Introducing TensorFlow Federated

Published in
4 min readMar 6, 2019


Posted by Alex Ingerman (Product Manager) and Krzys Ostrowski (Research Scientist)

There are an estimated 3 billion smartphones in the world, and 7 billion connected devices. These phones and devices are constantly generating new data. Traditional analytics and machine learning need that data to be centrally collected before it is processed to yield insights, ML models and ultimately better products. This centralized approach can be problematic if the data is sensitive or expensive to centralize. Wouldn’t it be better if we could run the data analysis and machine learning right on the devices where that data is generated, and still be able to aggregate together what’s been learned?

TensorFlow Federated (TFF) is an open source framework for experimenting with machine learning and other computations on decentralized data. It implements an approach called Federated Learning (FL), which enables many participating clients to train shared ML models, while keeping their data locally. We have designed TFF based on our experiences with developing the federated learning technology at Google, where it powers ML models for mobile keyboard predictions and on-device search. With TFF, we are excited to put a flexible, open framework for locally simulating decentralized computations into the hands of all TensorFlow users.

TensorFlow Federated enables developers to express and simulate federated learning systems. Pictured here, each phone trains the model locally (A). Their updates are aggregated (B) to form an improved shared model (C).

To illustrate the use of FL and TFF, let’s start with one of the most famous image datasets: MNIST. The original NIST dataset, from which MNIST was created, contains images of 810,000 handwritten digits, collected from 3,600 volunteers — and our task is to build an ML model that will recognize the digits. The traditional way we’d go about it is to apply an ML algorithm to the entire dataset at once. But what if we couldn’t combine all that data together — for example, because the volunteers did not agree to uploading their raw data to a central server?

With TFF, we can express an ML model architecture of our choice, and then train it across data provided by all writers, while keeping each writer’s data separate and local. We show how to do that below with TFF’s Federated Learning (FL) API, using a version of the NIST dataset that has been processed by the Leaf project to separate the digits written by each volunteer.

You can see the rest in the federated MNIST classifications tutorial.

In addition to the FL API, TFF comes with a set of lower-level primitives, which we call the Federated Core (FC) API. This API enables the expression of a broad range of computations over a decentralized dataset. Training an ML model with federated learning is one example of a federated computation; evaluating it over decentralized data is another.

Let’s take a look at the FC API with a simple example. Suppose we have an array of sensors capturing temperature readings, and want to compute the average temperature across these sensors, without uploading their data to a central location. With FC API, we can express a new data type, specifying its underlying data (tf.float32) and where that data lives (on distributed clients).

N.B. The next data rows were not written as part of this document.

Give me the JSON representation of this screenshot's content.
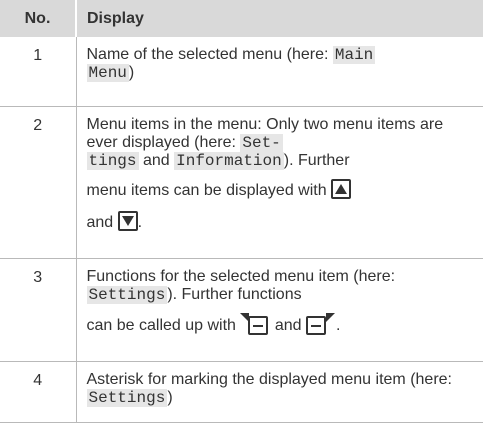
{
  "table": {
    "header": {
      "no": "No.",
      "display": "Display"
    },
    "rows": [
      {
        "no": "1",
        "t1": "Name of the selected menu (here: ",
        "m1": "Main",
        "m2": "Menu",
        "t2": ")"
      },
      {
        "no": "2",
        "t1": "Menu items in the menu: Only two menu items are ever displayed (here: ",
        "m1": "Set-",
        "m2": "tings",
        "t2": " and ",
        "m3": "Information",
        "t3": "). Further",
        "t4": "menu items can be displayed with",
        "t5": "and",
        "t6": ".",
        "icon_up": "arrow-up-key-icon",
        "icon_down": "arrow-down-key-icon"
      },
      {
        "no": "3",
        "t1": "Functions for the selected menu item (here: ",
        "m1": "Settings",
        "t2": "). Further functions",
        "t3": "can be called up with",
        "t4": "and",
        "t5": ".",
        "icon_left": "left-softkey-icon",
        "icon_right": "right-softkey-icon"
      },
      {
        "no": "4",
        "t1": "Asterisk for marking the displayed menu item (here: ",
        "m1": "Settings",
        "t2": ")"
      }
    ]
  }
}
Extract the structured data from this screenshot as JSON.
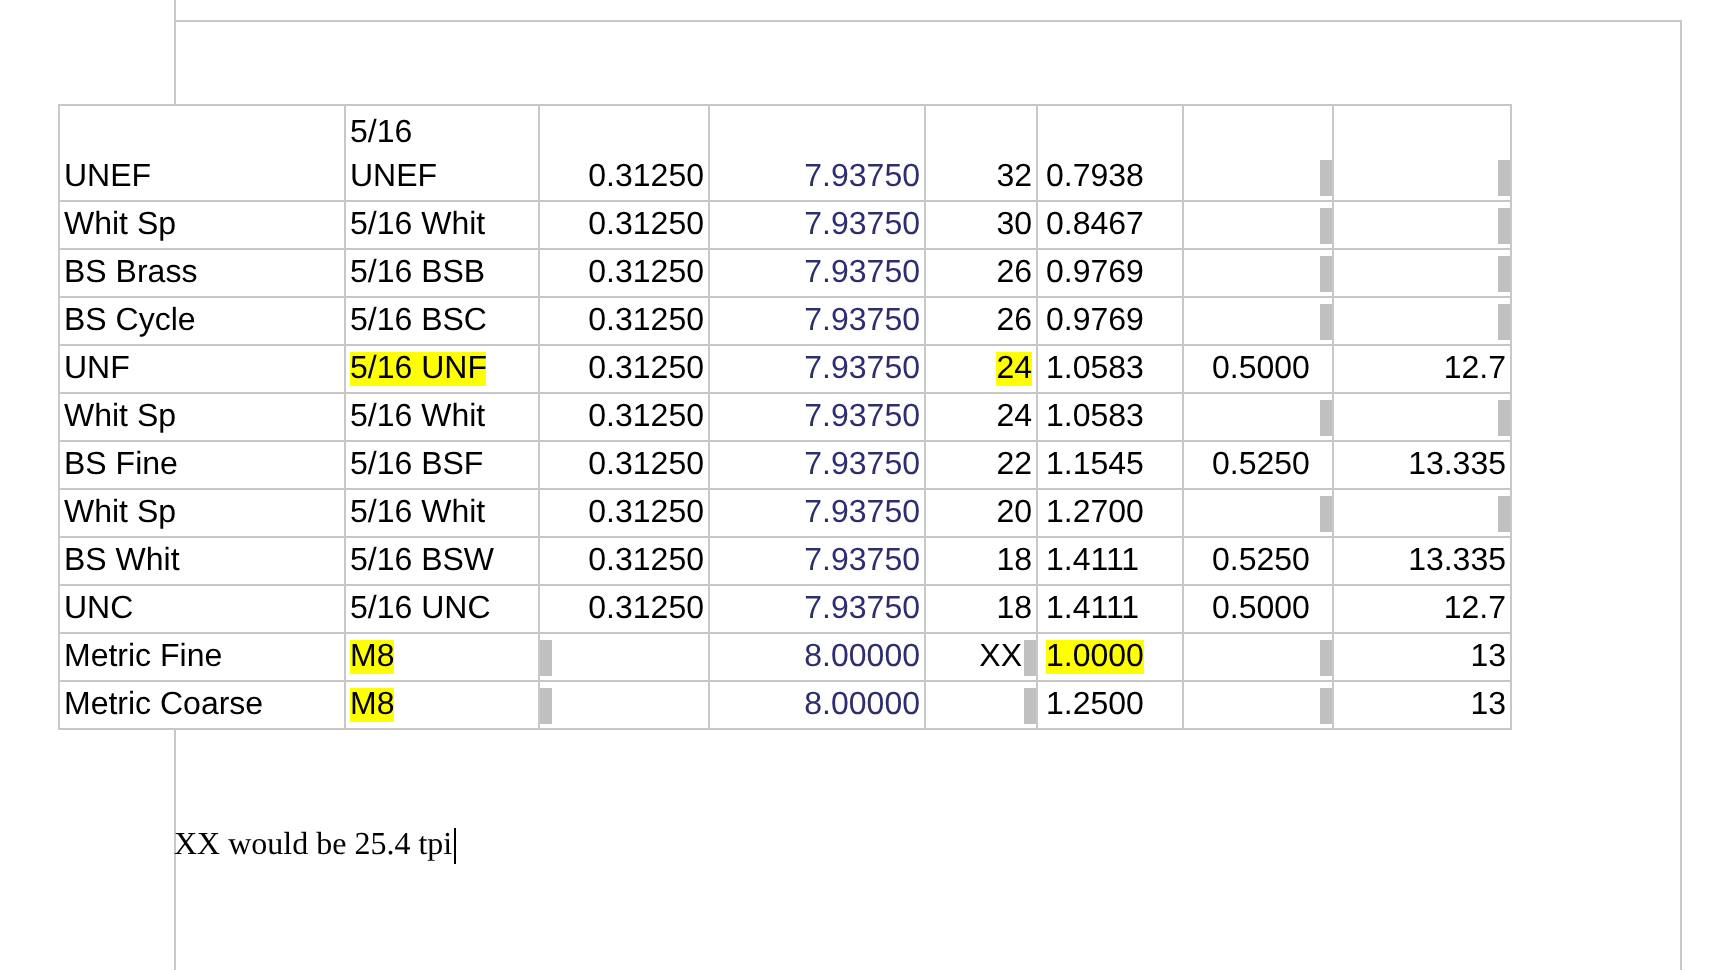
{
  "table": {
    "rows": [
      [
        {
          "text": "UNEF",
          "highlighted": false
        },
        {
          "text": "5/16\nUNEF",
          "highlighted": false
        },
        {
          "text": "0.31250",
          "highlighted": false
        },
        {
          "text": "7.93750",
          "highlighted": false
        },
        {
          "text": "32",
          "highlighted": false
        },
        {
          "text": "0.7938",
          "highlighted": false
        },
        {
          "edge_marker": true
        },
        {
          "edge_marker": true
        }
      ],
      [
        {
          "text": "Whit Sp",
          "highlighted": false
        },
        {
          "text": "5/16 Whit",
          "highlighted": false
        },
        {
          "text": "0.31250",
          "highlighted": false
        },
        {
          "text": "7.93750",
          "highlighted": false
        },
        {
          "text": "30",
          "highlighted": false
        },
        {
          "text": "0.8467",
          "highlighted": false
        },
        {
          "edge_marker": true
        },
        {
          "edge_marker": true
        }
      ],
      [
        {
          "text": "BS Brass",
          "highlighted": false
        },
        {
          "text": "5/16 BSB",
          "highlighted": false
        },
        {
          "text": "0.31250",
          "highlighted": false
        },
        {
          "text": "7.93750",
          "highlighted": false
        },
        {
          "text": "26",
          "highlighted": false
        },
        {
          "text": "0.9769",
          "highlighted": false
        },
        {
          "edge_marker": true
        },
        {
          "edge_marker": true
        }
      ],
      [
        {
          "text": "BS Cycle",
          "highlighted": false
        },
        {
          "text": "5/16 BSC",
          "highlighted": false
        },
        {
          "text": "0.31250",
          "highlighted": false
        },
        {
          "text": "7.93750",
          "highlighted": false
        },
        {
          "text": "26",
          "highlighted": false
        },
        {
          "text": "0.9769",
          "highlighted": false
        },
        {
          "edge_marker": true
        },
        {
          "edge_marker": true
        }
      ],
      [
        {
          "text": "UNF",
          "highlighted": false
        },
        {
          "text": "5/16 UNF",
          "highlighted": true
        },
        {
          "text": "0.31250",
          "highlighted": false
        },
        {
          "text": "7.93750",
          "highlighted": false
        },
        {
          "text": "24",
          "highlighted": true
        },
        {
          "text": "1.0583",
          "highlighted": false
        },
        {
          "text": "0.5000",
          "highlighted": false
        },
        {
          "text": "12.7",
          "highlighted": false
        }
      ],
      [
        {
          "text": "Whit Sp",
          "highlighted": false
        },
        {
          "text": "5/16 Whit",
          "highlighted": false
        },
        {
          "text": "0.31250",
          "highlighted": false
        },
        {
          "text": "7.93750",
          "highlighted": false
        },
        {
          "text": "24",
          "highlighted": false
        },
        {
          "text": "1.0583",
          "highlighted": false
        },
        {
          "edge_marker": true
        },
        {
          "edge_marker": true
        }
      ],
      [
        {
          "text": "BS Fine",
          "highlighted": false
        },
        {
          "text": "5/16 BSF",
          "highlighted": false
        },
        {
          "text": "0.31250",
          "highlighted": false
        },
        {
          "text": "7.93750",
          "highlighted": false
        },
        {
          "text": "22",
          "highlighted": false
        },
        {
          "text": "1.1545",
          "highlighted": false
        },
        {
          "text": "0.5250",
          "highlighted": false
        },
        {
          "text": "13.335",
          "highlighted": false
        }
      ],
      [
        {
          "text": "Whit Sp",
          "highlighted": false
        },
        {
          "text": "5/16 Whit",
          "highlighted": false
        },
        {
          "text": "0.31250",
          "highlighted": false
        },
        {
          "text": "7.93750",
          "highlighted": false
        },
        {
          "text": "20",
          "highlighted": false
        },
        {
          "text": "1.2700",
          "highlighted": false
        },
        {
          "edge_marker": true
        },
        {
          "edge_marker": true
        }
      ],
      [
        {
          "text": "BS Whit",
          "highlighted": false
        },
        {
          "text": "5/16 BSW",
          "highlighted": false
        },
        {
          "text": "0.31250",
          "highlighted": false
        },
        {
          "text": "7.93750",
          "highlighted": false
        },
        {
          "text": "18",
          "highlighted": false
        },
        {
          "text": "1.4111",
          "highlighted": false
        },
        {
          "text": "0.5250",
          "highlighted": false
        },
        {
          "text": "13.335",
          "highlighted": false
        }
      ],
      [
        {
          "text": "UNC",
          "highlighted": false
        },
        {
          "text": "5/16 UNC",
          "highlighted": false
        },
        {
          "text": "0.31250",
          "highlighted": false
        },
        {
          "text": "7.93750",
          "highlighted": false
        },
        {
          "text": "18",
          "highlighted": false
        },
        {
          "text": "1.4111",
          "highlighted": false
        },
        {
          "text": "0.5000",
          "highlighted": false
        },
        {
          "text": "12.7",
          "highlighted": false
        }
      ],
      [
        {
          "text": "Metric Fine",
          "highlighted": false
        },
        {
          "text": "M8",
          "highlighted": true
        },
        {
          "edge_marker": true
        },
        {
          "text": "8.00000",
          "highlighted": false
        },
        {
          "text": "XX",
          "highlighted": false,
          "edge_marker": true
        },
        {
          "text": "1.0000",
          "highlighted": true
        },
        {
          "edge_marker": true
        },
        {
          "text": "13",
          "highlighted": false
        }
      ],
      [
        {
          "text": "Metric Coarse",
          "highlighted": false
        },
        {
          "text": "M8",
          "highlighted": true
        },
        {
          "edge_marker": true
        },
        {
          "text": "8.00000",
          "highlighted": false
        },
        {
          "edge_marker": true
        },
        {
          "text": "1.2500",
          "highlighted": false
        },
        {
          "edge_marker": true
        },
        {
          "text": "13",
          "highlighted": false
        }
      ]
    ]
  },
  "note": {
    "text": "XX would be 25.4 tpi"
  }
}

And then specify a federated average function over that type.

After the federated computation is defined, TFF represents it in a form that could be run in a decentralized setting. TFF’s initial release includes a local-machine runtime that simulates the computation being executed across a set of clients holding the data, with each client computing their local contribution, and the centralized coordinator aggregating all the contributions. From the developer’s perspective, though, the federated computation can be seen as an ordinary function, that happens to have inputs and outputs that reside in different places (on individual clients and in the coordinating service, respectively).

An illustration of the get_average_temperature federated computation expression.

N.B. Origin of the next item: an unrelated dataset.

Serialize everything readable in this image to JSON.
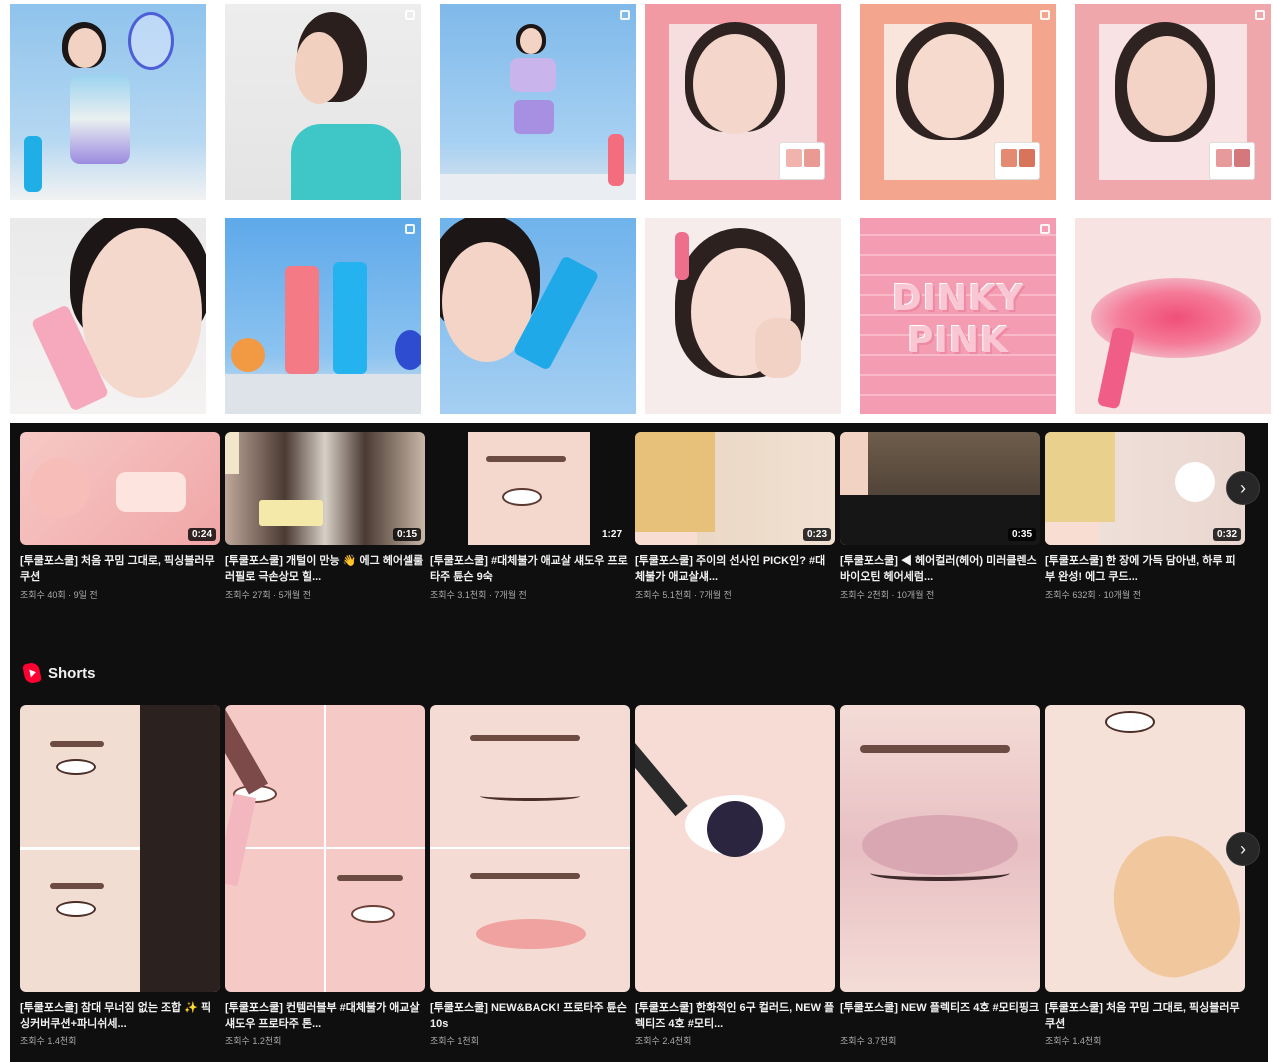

Expressing a simple variant of the Federated Averaging algorithm is also straightforward using TFF’s declarative model:

With TensorFlow Federated, we are taking a step towards making the technology accessible to a wider audience, and inviting community participation in developing federated learning research on top of an open, flexible platform. You can try out TFF in your browser, with just a few clicks, by walking through the tutorials. There are many ways to get involved: you can experiment with existing FL algorithms on your models, contribute new federated datasets and models to the TFF repository, add implementations of new FL algorithms, or extend existing ones with new features.

Over time, we’d like TFF runtimes to become available for the major device platforms, and to integrate other technologies that help protect sensitive user data, including differential privacy for federated learning (integrating with TensorFlow Privacy) and secure aggregation. We look forward to developing TFF together with the community, and enabling every developer to use federated technologies.

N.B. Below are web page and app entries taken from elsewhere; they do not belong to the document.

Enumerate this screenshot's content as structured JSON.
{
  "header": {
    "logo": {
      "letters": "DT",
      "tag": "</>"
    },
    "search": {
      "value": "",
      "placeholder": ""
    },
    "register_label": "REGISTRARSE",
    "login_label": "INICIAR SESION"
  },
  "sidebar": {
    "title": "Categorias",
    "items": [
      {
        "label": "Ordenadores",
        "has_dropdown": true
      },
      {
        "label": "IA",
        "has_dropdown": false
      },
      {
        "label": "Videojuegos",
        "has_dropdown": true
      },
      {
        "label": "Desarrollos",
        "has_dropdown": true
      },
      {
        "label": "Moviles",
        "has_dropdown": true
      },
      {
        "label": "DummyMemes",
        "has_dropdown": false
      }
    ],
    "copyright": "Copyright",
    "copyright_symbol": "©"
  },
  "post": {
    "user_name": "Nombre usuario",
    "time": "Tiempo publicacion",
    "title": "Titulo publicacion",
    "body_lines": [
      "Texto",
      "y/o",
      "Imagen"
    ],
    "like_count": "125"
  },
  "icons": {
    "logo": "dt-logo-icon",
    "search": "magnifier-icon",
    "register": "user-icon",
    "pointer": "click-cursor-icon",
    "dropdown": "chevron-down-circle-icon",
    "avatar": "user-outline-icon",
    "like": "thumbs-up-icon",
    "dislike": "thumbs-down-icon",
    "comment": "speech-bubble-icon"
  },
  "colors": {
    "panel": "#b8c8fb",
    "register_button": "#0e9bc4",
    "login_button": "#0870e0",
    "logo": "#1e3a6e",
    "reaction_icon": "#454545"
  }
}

Ready to get started? Please visit and try out TFF today!


Creating TensorFlow Federated was a team effort. Special thanks to Brendan McMahan, Keith Rush, Michael Reneer, and Zachary Garrett, who all made significant contributions.




TensorFlow is a fast, flexible, and scalable open-source machine learning library for research and production.